DSLR Images

One experiment I have enjoyed doing has been to use the DSLR at its widest field and take images of large regions of the sky for as much of the night as possible, and then use the images to make a movie of the stars moving across the sky. I first tried this while I was in Australia in 2009. Unfortunately on that occassion I managed to leave the AC adapter for the camera back in the USA! This meant I could only use the camera until the battery when flat. The battery would only last for about 2 hours before needing recharging, so all I could do was obtain images of various constellation rising and setting over this interval. At least I have not had this problem while I have been in the USA!!!

One word of caution..... some of these files are VERY LARGE, up to 60Mb!


Crux Australis

Scorpius Rising

Cygnus Rising

North Celestial Pole

North Celestial Pole
and Observatory




Jupiter Rises

Skyview Observatory
in Moonlight

Working at the
Skyview Observatory


Iridium Flare

CCD Animations

Something I have enjoyed playing with has been to connect a variety of different camera lenses to the CCD and use them for wide-field imaging. One interesting result from this experimentation that I did not expect, was the number of satellites visible in the images. Using a USB camera means that images can be taken very quickly. As a result, when the images are assembled into a movie, satellites can be seen moving across the view, clouds can be seen passing through the field, and ocassionally meteors flash into view.

M 8
NGC 6523

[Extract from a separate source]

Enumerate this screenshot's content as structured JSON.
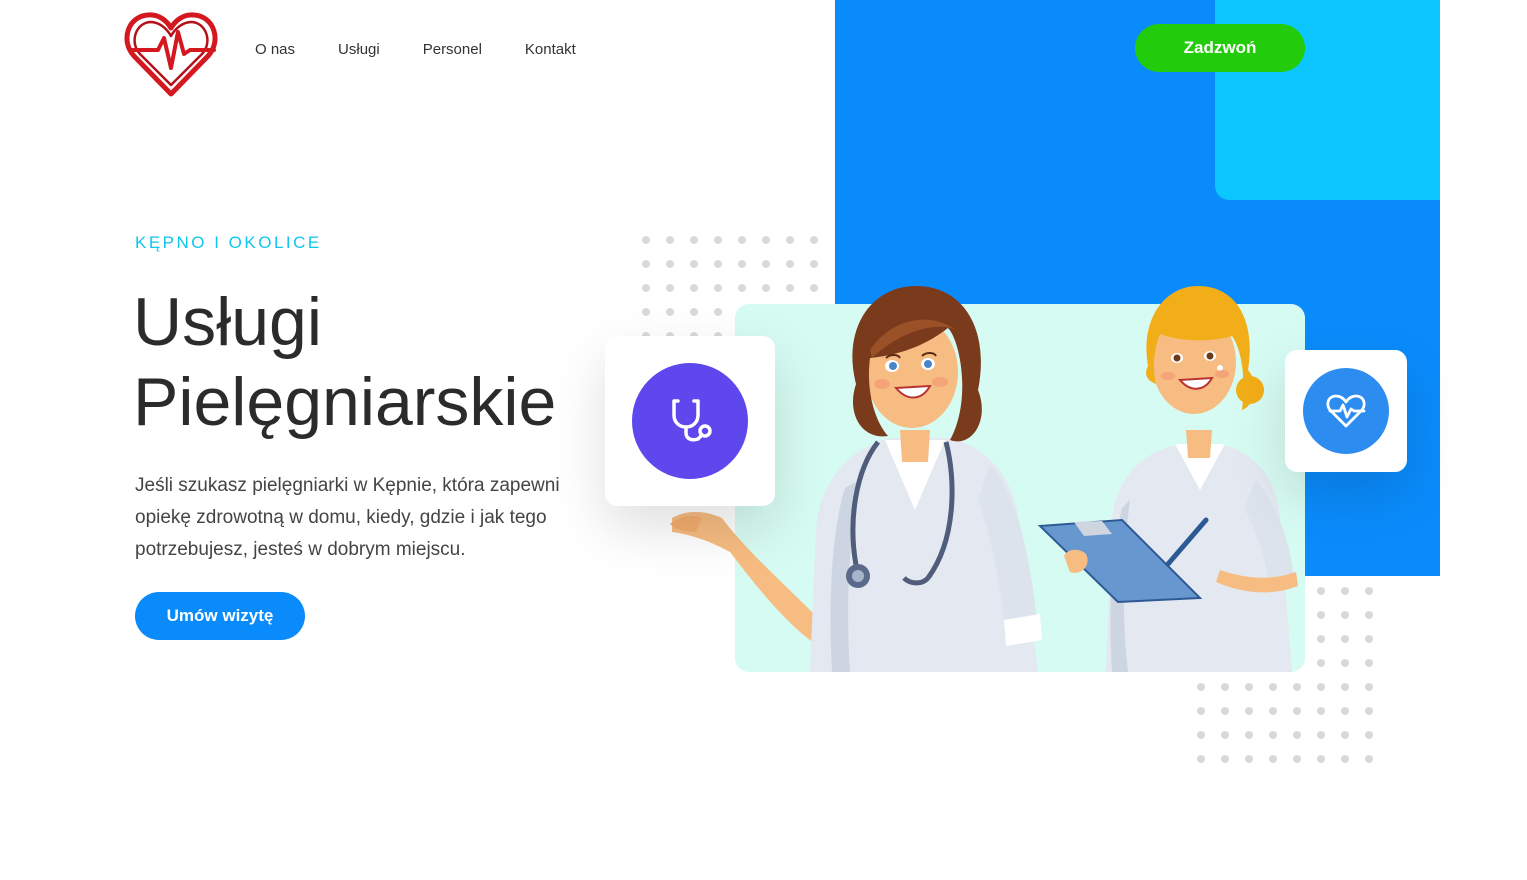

NGC 3372

NGC 6357

Veil Nebula

Ced 122

Sharpless 2-1

Large Magellanic

Small Magellanic

Crux Australis
The Southern Cross